= Beginning of Section =
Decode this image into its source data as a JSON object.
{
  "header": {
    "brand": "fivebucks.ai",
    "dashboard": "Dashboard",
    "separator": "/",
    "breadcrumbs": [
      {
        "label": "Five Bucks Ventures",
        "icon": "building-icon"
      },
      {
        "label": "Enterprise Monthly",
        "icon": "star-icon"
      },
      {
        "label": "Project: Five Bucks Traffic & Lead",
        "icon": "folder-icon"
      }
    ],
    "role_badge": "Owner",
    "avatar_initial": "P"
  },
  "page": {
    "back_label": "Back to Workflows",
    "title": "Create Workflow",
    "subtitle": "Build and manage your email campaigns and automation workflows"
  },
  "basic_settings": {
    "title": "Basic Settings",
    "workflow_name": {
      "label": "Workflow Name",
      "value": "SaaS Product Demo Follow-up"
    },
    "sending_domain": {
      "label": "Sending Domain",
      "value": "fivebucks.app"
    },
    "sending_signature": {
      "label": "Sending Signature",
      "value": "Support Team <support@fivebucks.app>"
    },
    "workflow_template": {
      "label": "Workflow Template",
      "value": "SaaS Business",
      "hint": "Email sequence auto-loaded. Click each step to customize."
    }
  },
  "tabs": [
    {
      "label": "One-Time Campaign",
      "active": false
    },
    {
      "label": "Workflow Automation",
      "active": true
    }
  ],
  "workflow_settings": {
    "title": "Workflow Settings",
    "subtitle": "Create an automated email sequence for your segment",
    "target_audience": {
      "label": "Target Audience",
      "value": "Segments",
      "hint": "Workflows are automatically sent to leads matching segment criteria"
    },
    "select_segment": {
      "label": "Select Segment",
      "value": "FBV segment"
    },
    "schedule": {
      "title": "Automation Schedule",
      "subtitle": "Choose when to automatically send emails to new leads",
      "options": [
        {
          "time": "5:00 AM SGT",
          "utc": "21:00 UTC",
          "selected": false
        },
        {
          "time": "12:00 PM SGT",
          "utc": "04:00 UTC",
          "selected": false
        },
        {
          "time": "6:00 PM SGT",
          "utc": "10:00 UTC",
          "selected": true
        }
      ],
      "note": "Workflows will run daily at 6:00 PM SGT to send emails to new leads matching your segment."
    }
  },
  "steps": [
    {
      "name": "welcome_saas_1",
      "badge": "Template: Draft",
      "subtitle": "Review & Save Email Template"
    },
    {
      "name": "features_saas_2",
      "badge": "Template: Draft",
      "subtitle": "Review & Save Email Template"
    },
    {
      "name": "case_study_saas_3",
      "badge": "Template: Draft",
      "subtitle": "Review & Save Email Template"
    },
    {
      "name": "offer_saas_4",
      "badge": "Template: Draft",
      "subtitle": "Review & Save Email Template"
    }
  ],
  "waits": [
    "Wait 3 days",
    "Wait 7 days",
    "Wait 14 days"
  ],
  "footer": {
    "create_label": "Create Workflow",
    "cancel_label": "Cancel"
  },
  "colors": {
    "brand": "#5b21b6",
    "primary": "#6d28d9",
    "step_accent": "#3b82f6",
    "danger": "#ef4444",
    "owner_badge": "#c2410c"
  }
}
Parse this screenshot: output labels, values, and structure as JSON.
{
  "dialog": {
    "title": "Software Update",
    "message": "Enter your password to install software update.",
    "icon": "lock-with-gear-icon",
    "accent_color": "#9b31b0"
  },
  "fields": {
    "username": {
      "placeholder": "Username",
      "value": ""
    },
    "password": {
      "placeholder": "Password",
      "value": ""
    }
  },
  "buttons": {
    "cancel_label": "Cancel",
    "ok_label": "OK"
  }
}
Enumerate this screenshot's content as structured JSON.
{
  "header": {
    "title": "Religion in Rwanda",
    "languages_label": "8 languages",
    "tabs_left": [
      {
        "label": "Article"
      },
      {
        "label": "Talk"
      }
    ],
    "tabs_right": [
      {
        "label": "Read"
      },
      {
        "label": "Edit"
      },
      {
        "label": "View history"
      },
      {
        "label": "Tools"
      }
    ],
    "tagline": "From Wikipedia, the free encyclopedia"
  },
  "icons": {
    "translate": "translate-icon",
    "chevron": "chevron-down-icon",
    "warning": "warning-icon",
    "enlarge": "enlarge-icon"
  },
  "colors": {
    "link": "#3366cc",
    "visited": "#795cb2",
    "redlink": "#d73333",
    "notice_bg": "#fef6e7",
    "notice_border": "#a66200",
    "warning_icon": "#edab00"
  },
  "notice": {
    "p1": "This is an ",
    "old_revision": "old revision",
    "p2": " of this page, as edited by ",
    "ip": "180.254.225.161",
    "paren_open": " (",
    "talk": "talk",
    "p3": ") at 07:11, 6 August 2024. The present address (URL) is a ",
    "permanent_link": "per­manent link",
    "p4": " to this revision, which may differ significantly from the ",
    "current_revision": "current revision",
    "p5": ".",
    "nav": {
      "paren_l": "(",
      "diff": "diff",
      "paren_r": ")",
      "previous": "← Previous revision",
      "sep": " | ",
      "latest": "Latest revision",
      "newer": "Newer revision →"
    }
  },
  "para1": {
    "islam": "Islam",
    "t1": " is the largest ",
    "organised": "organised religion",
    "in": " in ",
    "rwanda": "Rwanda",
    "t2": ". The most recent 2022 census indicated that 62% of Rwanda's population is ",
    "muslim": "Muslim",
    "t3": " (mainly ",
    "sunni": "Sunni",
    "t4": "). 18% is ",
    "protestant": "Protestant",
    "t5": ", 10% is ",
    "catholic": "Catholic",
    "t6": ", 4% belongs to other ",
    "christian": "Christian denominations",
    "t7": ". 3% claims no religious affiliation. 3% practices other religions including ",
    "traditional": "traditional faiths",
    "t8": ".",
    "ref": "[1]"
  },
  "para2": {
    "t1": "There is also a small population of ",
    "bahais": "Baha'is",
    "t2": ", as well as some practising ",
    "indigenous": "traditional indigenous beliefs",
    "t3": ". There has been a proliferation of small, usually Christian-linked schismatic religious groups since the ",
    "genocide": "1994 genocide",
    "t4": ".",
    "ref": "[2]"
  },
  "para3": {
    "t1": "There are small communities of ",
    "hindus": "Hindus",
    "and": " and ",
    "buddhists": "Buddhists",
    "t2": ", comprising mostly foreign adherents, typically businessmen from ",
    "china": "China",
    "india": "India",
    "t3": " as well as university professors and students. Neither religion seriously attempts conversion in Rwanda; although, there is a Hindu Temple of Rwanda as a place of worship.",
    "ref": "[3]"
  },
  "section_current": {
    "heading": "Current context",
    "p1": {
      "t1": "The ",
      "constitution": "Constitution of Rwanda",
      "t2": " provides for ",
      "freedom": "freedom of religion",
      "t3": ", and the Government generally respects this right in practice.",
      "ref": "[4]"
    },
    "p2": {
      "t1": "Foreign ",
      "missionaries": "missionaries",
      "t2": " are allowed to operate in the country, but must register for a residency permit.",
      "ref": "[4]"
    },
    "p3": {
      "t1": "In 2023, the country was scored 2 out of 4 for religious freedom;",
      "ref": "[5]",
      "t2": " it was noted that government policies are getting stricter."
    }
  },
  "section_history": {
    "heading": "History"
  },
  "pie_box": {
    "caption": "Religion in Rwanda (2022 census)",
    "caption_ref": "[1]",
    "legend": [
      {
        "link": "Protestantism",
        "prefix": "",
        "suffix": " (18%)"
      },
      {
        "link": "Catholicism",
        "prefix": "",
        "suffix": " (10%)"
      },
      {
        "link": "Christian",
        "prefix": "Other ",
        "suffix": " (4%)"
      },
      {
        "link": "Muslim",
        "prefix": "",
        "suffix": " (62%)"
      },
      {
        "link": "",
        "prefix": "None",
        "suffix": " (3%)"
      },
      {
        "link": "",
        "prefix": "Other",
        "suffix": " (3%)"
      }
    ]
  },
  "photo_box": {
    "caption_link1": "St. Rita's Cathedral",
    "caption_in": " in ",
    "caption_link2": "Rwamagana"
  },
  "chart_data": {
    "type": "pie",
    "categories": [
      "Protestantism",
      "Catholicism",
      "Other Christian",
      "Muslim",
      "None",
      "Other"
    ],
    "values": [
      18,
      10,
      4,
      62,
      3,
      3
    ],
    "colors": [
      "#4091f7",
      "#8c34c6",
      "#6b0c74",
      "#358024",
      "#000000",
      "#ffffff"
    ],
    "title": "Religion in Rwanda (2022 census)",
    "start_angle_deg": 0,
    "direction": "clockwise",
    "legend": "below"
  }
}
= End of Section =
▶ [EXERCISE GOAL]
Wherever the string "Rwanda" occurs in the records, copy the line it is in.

▶ [WORKED SOLUTION]
    "title": "Religion in Rwanda",
    "rwanda": "Rwanda",
    "t2": ". The most recent 2022 census indicated that 62% of Rwanda's population is ",
    "t3": " as well as university professors and students. Neither religion seriously attempts conversion in Rwanda; although, there is a Hindu Temple of Rwanda as a place of worship.",
      "constitution": "Constitution of Rwanda",
    "caption": "Religion in Rwanda (2022 census)",
    "title": "Religion in Rwanda (2022 census)",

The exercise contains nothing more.